### Directions
What is expected is a word-for-word copy of all the entries.

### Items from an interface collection
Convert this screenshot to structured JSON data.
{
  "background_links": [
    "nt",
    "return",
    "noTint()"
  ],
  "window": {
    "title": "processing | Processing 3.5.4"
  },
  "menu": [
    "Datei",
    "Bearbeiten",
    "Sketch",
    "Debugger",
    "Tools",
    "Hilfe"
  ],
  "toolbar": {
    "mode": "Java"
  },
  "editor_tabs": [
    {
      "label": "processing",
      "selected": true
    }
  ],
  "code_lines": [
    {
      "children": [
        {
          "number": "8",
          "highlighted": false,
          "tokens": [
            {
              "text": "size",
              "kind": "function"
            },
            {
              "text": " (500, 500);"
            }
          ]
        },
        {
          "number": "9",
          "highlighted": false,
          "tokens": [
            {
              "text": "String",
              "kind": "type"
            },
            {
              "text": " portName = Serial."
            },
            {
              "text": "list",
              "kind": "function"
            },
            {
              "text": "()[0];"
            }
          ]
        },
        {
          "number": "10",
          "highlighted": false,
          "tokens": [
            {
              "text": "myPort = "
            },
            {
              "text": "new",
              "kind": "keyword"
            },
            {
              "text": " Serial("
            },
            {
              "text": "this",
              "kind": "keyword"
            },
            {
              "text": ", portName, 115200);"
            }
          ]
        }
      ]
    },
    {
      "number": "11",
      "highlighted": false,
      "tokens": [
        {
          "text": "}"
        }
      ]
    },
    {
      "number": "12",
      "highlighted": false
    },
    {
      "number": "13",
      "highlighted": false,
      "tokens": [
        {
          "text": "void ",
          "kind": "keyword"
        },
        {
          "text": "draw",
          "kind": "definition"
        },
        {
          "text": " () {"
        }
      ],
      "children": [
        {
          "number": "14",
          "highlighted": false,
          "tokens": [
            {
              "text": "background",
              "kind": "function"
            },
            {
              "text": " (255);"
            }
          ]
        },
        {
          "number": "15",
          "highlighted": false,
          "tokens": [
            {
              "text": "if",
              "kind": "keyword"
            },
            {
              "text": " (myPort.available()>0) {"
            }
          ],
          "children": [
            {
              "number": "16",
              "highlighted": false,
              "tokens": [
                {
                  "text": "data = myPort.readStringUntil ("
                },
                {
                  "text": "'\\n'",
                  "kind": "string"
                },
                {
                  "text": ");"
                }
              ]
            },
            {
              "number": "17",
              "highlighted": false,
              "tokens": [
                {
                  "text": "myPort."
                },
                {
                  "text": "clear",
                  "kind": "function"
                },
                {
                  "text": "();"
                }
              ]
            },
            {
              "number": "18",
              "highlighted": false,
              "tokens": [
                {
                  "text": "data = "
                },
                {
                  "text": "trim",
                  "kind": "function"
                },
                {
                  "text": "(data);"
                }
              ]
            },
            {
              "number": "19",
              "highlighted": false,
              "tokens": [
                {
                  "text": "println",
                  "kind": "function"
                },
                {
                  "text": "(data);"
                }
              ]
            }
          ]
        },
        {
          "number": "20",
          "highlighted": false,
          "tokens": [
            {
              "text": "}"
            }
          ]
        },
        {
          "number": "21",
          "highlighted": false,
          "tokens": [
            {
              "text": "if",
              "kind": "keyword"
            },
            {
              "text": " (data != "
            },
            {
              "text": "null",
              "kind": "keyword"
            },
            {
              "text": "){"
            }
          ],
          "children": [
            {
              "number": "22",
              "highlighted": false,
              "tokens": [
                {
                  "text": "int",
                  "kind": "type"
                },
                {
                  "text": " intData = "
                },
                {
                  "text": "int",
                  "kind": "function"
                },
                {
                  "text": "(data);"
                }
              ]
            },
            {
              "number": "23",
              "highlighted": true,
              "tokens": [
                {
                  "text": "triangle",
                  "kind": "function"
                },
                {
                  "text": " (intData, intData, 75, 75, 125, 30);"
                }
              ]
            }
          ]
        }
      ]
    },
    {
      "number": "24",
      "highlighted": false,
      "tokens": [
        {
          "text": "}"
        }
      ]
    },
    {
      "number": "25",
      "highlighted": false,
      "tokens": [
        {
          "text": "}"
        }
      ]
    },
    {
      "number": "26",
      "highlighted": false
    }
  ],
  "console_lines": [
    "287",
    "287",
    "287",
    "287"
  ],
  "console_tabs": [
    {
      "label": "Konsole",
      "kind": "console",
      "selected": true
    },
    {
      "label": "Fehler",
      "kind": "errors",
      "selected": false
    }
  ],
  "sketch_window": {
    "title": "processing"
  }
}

### Answer box
Convert this screenshot to structured JSON data.
{
  "background_links": [
    "nt",
    "return",
    "noTint()"
  ],
  "window": {
    "title": "processing | Processing 3.5.4"
  },
  "menu": [
    "Datei",
    "Bearbeiten",
    "Sketch",
    "Debugger",
    "Tools",
    "Hilfe"
  ],
  "toolbar": {
    "mode": "Java"
  },
  "editor_tabs": [
    {
      "label": "processing",
      "selected": true
    }
  ],
  "code_lines": [
    {
      "children": [
        {
          "number": "8",
          "highlighted": false,
          "tokens": [
            {
              "text": "size",
              "kind": "function"
            },
            {
              "text": " (500, 500);"
            }
          ]
        },
        {
          "number": "9",
          "highlighted": false,
          "tokens": [
            {
              "text": "String",
              "kind": "type"
            },
            {
              "text": " portName = Serial."
            },
            {
              "text": "list",
              "kind": "function"
            },
            {
              "text": "()[0];"
            }
          ]
        },
        {
          "number": "10",
          "highlighted": false,
          "tokens": [
            {
              "text": "myPort = "
            },
            {
              "text": "new",
              "kind": "keyword"
            },
            {
              "text": " Serial("
            },
            {
              "text": "this",
              "kind": "keyword"
            },
            {
              "text": ", portName, 115200);"
            }
          ]
        }
      ]
    },
    {
      "number": "11",
      "highlighted": false,
      "tokens": [
        {
          "text": "}"
        }
      ]
    },
    {
      "number": "12",
      "highlighted": false
    },
    {
      "number": "13",
      "highlighted": false,
      "tokens": [
        {
          "text": "void ",
          "kind": "keyword"
        },
        {
          "text": "draw",
          "kind": "definition"
        },
        {
          "text": " () {"
        }
      ],
      "children": [
        {
          "number": "14",
          "highlighted": false,
          "tokens": [
            {
              "text": "background",
              "kind": "function"
            },
            {
              "text": " (255);"
            }
          ]
        },
        {
          "number": "15",
          "highlighted": false,
          "tokens": [
            {
              "text": "if",
              "kind": "keyword"
            },
            {
              "text": " (myPort.available()>0) {"
            }
          ],
          "children": [
            {
              "number": "16",
              "highlighted": false,
              "tokens": [
                {
                  "text": "data = myPort.readStringUntil ("
                },
                {
                  "text": "'\\n'",
                  "kind": "string"
                },
                {
                  "text": ");"
                }
              ]
            },
            {
              "number": "17",
              "highlighted": false,
              "tokens": [
                {
                  "text": "myPort."
                },
                {
                  "text": "clear",
                  "kind": "function"
                },
                {
                  "text": "();"
                }
              ]
            },
            {
              "number": "18",
              "highlighted": false,
              "tokens": [
                {
                  "text": "data = "
                },
                {
                  "text": "trim",
                  "kind": "function"
                },
                {
                  "text": "(data);"
                }
              ]
            },
            {
              "number": "19",
              "highlighted": false,
              "tokens": [
                {
                  "text": "println",
                  "kind": "function"
                },
                {
                  "text": "(data);"
                }
              ]
            }
          ]
        },
        {
          "number": "20",
          "highlighted": false,
          "tokens": [
            {
              "text": "}"
            }
          ]
        },
        {
          "number": "21",
          "highlighted": false,
          "tokens": [
            {
              "text": "if",
              "kind": "keyword"
            },
            {
              "text": " (data != "
            },
            {
              "text": "null",
              "kind": "keyword"
            },
            {
              "text": "){"
            }
          ],
          "children": [
            {
              "number": "22",
              "highlighted": false,
              "tokens": [
                {
                  "text": "int",
                  "kind": "type"
                },
                {
                  "text": " intData = "
                },
                {
                  "text": "int",
                  "kind": "function"
                },
                {
                  "text": "(data);"
                }
              ]
            },
            {
              "number": "23",
              "highlighted": true,
              "tokens": [
                {
                  "text": "triangle",
                  "kind": "function"
                },
                {
                  "text": " (intData, intData, 75, 75, 125, 30);"
                }
              ]
            }
          ]
        }
      ]
    },
    {
      "number": "24",
      "highlighted": false,
      "tokens": [
        {
          "text": "}"
        }
      ]
    },
    {
      "number": "25",
      "highlighted": false,
      "tokens": [
        {
          "text": "}"
        }
      ]
    },
    {
      "number": "26",
      "highlighted": false
    }
  ],
  "console_lines": [
    "287",
    "287",
    "287",
    "287"
  ],
  "console_tabs": [
    {
      "label": "Konsole",
      "kind": "console",
      "selected": true
    },
    {
      "label": "Fehler",
      "kind": "errors",
      "selected": false
    }
  ],
  "sketch_window": {
    "title": "processing"
  }
}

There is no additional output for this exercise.